What is the latest suite of innovations sweeping through the ridesharing industry? It’s all about introducing cutting-edge ways to protect consumers, thrusting ridesharing safety further into the spotlight during this new COVID-19 age.
At their inception, rideshare companies focused on ease and efficiency, matching drivers to riders by allowing almost anyone with a car and an entrepreneurial mind to become a driver. Drivers clamored to offer this service, and ridership surged.
As they grew, companies suddenly found themselves under the microscope – this new business model became mainstream and drivers and passengers became harsher critics, demanding a safer, more efficient ride hailing experience.
Some pushed for restrictive regulations, others simply wanted built-in safety measures. Rideshare companies responded the way any cutting-edge tech company would, innovating a suite of safety features.
A few cities already had regulations on this new market while others mandated more extensive protections. New York City, for example, required ridesharing drivers to take additional steps to ensure their accountability, such as fingerprinting and limiting where drivers can pick up and drop off passengers. But, the primary responsibility of implementing new protective measures fell to the companies themselves.
The key has been access to the Internet of Things (IoT), which has enabled ridesharing platforms to respond to calls for tighter oversight while implementing their own protocols to adapt to individual markets. Initially, the companies used IoT to focus on reassuring both drivers and passengers that the right person was getting into or driving their vehicles, that they were taking the correct routes, and that any potential problems could be addressed.

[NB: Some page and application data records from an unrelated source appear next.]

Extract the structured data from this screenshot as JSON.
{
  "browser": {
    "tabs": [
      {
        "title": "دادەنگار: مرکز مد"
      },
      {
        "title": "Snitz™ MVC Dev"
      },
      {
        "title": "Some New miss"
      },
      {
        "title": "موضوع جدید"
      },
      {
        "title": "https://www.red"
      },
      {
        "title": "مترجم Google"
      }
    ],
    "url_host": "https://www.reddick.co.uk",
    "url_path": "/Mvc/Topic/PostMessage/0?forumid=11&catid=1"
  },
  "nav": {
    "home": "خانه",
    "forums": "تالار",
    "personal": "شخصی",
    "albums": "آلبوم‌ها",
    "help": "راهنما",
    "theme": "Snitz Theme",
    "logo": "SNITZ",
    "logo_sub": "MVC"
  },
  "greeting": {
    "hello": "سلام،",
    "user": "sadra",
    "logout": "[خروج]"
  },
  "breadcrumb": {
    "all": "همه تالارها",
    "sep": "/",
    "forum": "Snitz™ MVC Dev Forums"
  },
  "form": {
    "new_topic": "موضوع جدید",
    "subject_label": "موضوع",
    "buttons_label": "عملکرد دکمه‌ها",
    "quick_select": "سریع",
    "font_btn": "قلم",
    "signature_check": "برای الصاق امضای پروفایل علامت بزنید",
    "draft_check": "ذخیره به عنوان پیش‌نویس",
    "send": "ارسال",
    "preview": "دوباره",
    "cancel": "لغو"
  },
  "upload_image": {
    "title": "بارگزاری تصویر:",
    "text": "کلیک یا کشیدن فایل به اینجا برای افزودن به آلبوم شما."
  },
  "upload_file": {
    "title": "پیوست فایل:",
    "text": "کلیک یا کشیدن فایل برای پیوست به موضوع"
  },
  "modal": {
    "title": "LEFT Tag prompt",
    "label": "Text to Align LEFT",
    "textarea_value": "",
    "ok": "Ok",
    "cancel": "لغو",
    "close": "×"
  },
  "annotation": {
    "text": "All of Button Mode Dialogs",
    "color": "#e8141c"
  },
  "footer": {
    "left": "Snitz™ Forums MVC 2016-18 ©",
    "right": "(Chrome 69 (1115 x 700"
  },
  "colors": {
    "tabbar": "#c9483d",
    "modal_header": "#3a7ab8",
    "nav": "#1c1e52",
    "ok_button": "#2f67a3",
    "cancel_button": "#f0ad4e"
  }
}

Location sensors of both driver and passenger phones regularly communicated with the cloud-based rideshare companies to optimize the drivers schedule and routes as ridership continued to grow. Beyond the initial IoT breakthrough, here’s what else has been introduced in ridesharing safety.
As more and more individuals use rideshare services, safety has shot to the top of the list of passenger concerns.
After scattered news reports in 2018 of sexual incidents during rides, Uber restructured their driver hiring and approval practices, focusing on both passengers and drivers. Since introducing new technology that regularly screens drivers’ records and criminal offenses, Uber has deactivated over 40,000 drivers.
Lyft faced similar criticism in 2019 and enhanced their driver screening to identify criminal offenses with continuous background checks and other safety precautions. The company even explored getting rid of drivers altogether, offering autonomous solutions to passengers in a limited partnership with Waymo.
Other companies are taking slightly different approaches to safety. Gett, an Israeli-based rideshare platform, requires UK drivers to meet with a Gett employee for a training program to ensure proper safety standards are followed. Via, a New York City-headquartered rideshare service, has a strict zero-tolerance policy, vowing it does not support any inappropriate behavior.
While incident rates remain low considering the volume of rides taken and the millions of people utilizing this service, there are inevitable safety challenges. One of the simplest ways rideshare companies support safe and successful trips is to empower drivers and riders with relevant information.
Apps like Uber, Lyft, Via, and Gett now include the license plate number along with the make and model of the vehicle for added security. Prompts encourage users to cross-check the license plate number to verify the ride is from the correct vehicle.
Other information is typically available as well, such as the driver’s name, destination, and even photos.Users, however, are encouraged to ask key questions that can only be answered using information from the app interface. Confirming the driver and passenger names or the destination are just a few examples.
While these examples are user-initiated, in-app authentication of license plate number, driver information, or other identifying criteria could soon become standard. Just as multi-factor authentication quickly toppled the once single-sign-in world, encouraging “active” rider safety features could prove to be an effective precautionary measure.
New technology is continually introduced to protect passengers at every stage of the rideshare process. The leading companies are offering en-route protective measures for added safety and security. The key is integrating data of the car and passengers with emergency service providers.
Both Uber and Lyft offer in-app options to share your ride status with family and friends. This information can include make and model of the vehicle, estimated arrival time, and even route information. If a passenger veers off course or fails to make it to the destination at the expected time, emergency contacts outside of the ride can use these key descriptors to request emergency assistance. Such tools can be a valuable checkpoint for passenger safety.
Uber brought a new level of safety to the rideshare industry through its integration with RapidSOS. Without leaving the app, Uber riders can access the 9-1-1 assistance feature to discreetly text or call emergency service providers, whichever is the safer option. This gives dispatchers near instantaneous access to additional critical information, such as precise location data, the identity of the caller, and details of the driver, via RapidSOS technology.
Providing access to emergency services is one of the most effective ways rideshare companies can make users feel safe. Whether that means sharing trip status with family or friends or the ability to immediately and discreetly contact 9-1-1 centers and emergency service providers, rideshare services are pioneering new ways to keep their customers safe.